Most purists love vintage and classic cars because of how they look and how they drive. They may not be
very fast or have crisp and taut dynamics like modern cars, but come with a pure mechanical driving experience which can be described as rewarding.
To put it simply, I like cars that aren’t ruled by nannies. No traction control, no anti-lock brakes and, of course, a manual transmission versus any automatic that includes dual-clutch transmissions. However, living with such cars as daily drivers can have its limits.
Anything that came out of the showroom before the end of the last millennium will most likely have a missing MP3 / CD or USB drive, and asking for a Bluetooth phone connection can be too much. Yet these features are installed on most cars in use today. However, being obsessed with originality, I hesitate to equip any of my classic cars with a modern infotainment system or any accessory that is not from when the car was on sale. The idea being that every time you drive the car it reminds you of a certain bygone era.
Even simple aids like the parking sensors on an older car dampen the driving experience for me. While safer, the risk of unassisted parking makes it more exciting. Installing a reversing camera would be a sacrilege!
To give you an idea of what I’m talking about, you see a lot of cars from the 70s and 80s with modernly designed alloy rims and wide, low tires. Aside from the downsides like creating more drag and disrupting handling due to incorrect spec offsets and oversizing, even OEM equipment from a newer model – like an old SL with modern E-class rims for me – is like a gentleman wearing a tweed suit with a pair of sneakers.
I recently saw a classic BMW E34 fitted with non-OEM HID headlights.
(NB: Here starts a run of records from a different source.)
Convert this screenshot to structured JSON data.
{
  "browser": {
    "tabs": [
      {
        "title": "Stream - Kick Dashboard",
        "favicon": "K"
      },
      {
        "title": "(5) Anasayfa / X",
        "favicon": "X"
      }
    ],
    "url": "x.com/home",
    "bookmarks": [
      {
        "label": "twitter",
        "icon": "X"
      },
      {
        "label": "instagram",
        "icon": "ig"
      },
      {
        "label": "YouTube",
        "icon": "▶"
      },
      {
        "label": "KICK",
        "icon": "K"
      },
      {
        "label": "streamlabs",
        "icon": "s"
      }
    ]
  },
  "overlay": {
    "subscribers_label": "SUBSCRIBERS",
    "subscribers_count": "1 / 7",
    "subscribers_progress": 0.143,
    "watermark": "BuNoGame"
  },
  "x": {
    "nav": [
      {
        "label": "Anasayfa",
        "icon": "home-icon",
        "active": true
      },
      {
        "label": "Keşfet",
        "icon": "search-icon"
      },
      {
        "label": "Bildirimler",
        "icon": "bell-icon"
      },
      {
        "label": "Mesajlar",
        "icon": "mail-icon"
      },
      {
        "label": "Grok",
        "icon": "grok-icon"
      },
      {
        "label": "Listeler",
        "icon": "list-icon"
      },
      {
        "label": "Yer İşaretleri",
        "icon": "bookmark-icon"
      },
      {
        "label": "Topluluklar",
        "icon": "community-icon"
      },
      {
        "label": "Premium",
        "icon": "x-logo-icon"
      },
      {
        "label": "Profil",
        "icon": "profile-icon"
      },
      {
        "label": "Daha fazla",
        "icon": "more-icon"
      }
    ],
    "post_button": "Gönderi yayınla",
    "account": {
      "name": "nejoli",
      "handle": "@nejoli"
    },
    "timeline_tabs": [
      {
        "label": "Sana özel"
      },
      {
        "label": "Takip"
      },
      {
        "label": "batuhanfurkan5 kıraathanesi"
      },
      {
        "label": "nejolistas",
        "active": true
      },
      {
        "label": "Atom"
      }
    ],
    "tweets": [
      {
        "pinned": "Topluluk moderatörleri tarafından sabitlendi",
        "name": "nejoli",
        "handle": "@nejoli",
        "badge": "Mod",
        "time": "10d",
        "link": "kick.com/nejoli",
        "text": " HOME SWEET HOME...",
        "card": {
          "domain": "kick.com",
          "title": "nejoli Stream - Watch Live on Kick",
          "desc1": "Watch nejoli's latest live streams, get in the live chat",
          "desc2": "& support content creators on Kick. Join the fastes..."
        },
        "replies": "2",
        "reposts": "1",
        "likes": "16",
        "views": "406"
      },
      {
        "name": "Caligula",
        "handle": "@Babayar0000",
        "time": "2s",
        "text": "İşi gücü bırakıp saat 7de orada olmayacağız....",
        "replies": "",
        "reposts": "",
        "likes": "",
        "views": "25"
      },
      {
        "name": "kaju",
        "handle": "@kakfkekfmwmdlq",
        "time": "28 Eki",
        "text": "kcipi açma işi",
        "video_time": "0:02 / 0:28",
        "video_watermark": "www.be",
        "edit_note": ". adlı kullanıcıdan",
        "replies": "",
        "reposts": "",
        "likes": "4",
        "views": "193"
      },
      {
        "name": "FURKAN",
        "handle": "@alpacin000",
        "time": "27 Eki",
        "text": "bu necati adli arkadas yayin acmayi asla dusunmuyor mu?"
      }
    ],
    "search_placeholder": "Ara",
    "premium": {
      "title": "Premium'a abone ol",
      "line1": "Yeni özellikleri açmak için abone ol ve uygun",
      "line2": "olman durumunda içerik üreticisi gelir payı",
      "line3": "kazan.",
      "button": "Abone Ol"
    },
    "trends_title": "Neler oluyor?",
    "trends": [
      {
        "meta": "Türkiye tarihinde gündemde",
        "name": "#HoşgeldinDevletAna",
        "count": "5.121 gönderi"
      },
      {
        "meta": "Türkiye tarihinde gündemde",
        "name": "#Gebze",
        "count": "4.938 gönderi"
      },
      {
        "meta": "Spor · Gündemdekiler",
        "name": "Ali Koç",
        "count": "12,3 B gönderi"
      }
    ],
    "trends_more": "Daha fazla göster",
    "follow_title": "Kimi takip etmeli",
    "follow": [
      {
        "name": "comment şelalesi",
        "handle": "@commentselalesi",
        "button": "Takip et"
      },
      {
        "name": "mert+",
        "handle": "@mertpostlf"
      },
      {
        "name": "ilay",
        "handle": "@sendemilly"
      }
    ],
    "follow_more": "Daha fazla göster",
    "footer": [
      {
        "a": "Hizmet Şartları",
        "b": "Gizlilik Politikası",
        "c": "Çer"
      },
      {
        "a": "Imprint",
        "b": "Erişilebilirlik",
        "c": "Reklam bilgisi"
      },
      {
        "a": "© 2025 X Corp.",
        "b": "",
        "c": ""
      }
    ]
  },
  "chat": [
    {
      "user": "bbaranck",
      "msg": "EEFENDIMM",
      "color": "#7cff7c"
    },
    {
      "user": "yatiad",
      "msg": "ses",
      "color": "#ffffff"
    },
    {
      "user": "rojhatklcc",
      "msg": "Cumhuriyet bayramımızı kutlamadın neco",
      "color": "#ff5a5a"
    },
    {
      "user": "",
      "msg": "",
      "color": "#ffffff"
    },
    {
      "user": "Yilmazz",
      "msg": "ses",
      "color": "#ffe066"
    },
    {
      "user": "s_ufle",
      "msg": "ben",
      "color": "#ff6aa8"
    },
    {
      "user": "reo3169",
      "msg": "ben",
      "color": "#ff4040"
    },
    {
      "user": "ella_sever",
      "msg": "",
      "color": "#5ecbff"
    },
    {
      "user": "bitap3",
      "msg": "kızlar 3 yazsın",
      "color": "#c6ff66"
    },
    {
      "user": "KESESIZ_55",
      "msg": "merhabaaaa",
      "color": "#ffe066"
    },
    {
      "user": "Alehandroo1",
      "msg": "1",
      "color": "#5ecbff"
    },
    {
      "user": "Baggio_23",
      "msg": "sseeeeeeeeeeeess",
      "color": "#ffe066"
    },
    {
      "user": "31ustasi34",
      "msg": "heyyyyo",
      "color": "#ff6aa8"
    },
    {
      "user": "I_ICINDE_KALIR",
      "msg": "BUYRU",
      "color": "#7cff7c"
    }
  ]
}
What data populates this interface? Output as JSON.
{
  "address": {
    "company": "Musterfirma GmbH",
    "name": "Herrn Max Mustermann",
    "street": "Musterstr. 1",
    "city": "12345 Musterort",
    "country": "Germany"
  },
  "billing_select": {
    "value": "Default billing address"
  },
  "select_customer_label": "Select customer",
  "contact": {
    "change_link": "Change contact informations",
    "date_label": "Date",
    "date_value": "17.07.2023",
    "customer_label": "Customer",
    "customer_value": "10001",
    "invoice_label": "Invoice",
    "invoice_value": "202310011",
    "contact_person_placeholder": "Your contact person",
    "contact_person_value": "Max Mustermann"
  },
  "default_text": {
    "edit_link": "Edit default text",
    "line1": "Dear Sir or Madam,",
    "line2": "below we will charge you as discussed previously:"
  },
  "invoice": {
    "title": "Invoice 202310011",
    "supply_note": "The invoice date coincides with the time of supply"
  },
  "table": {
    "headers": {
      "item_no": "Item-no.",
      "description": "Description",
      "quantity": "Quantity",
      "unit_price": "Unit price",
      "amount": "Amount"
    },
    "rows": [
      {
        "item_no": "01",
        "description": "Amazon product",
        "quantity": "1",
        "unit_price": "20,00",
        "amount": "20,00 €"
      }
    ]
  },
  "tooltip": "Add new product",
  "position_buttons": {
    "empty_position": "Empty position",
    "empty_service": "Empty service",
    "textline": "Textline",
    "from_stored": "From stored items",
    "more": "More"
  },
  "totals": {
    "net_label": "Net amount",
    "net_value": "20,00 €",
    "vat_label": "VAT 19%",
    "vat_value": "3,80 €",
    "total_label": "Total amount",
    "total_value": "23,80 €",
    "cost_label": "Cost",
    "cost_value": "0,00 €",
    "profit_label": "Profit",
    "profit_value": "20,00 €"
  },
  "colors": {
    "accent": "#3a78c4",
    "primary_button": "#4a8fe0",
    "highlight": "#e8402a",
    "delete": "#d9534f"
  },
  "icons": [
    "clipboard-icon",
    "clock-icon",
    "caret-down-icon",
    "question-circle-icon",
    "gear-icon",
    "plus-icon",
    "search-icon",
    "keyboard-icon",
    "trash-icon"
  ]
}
And while I have no doubt that they are brighter, they somehow took away the charm of four round halogen charged lamps that is a retro feature of BMW.
Having said that, I have encountered classics and sports cars with Haldas and navigation gear to compete in historic auto events and that’s okay.
Not to say that I don’t like modernized alloy rims. Yes, hubcaps can be troublesome, especially when they are nicked or damaged. As surprising as it may sound, finding full wheel covers for older cars can be quite a challenge. Vintage-designed AMG Penta and BBS wheels look great on older Mercedes and other European cars of this age. Even the rubber spoilers that mimic old racers look pretty cool on retro models. However, for me, I’d rather live with the limitations of the stock hubcaps, a cassette receiver with FM tuner instead of iPod connectivity, and good old halogen lights!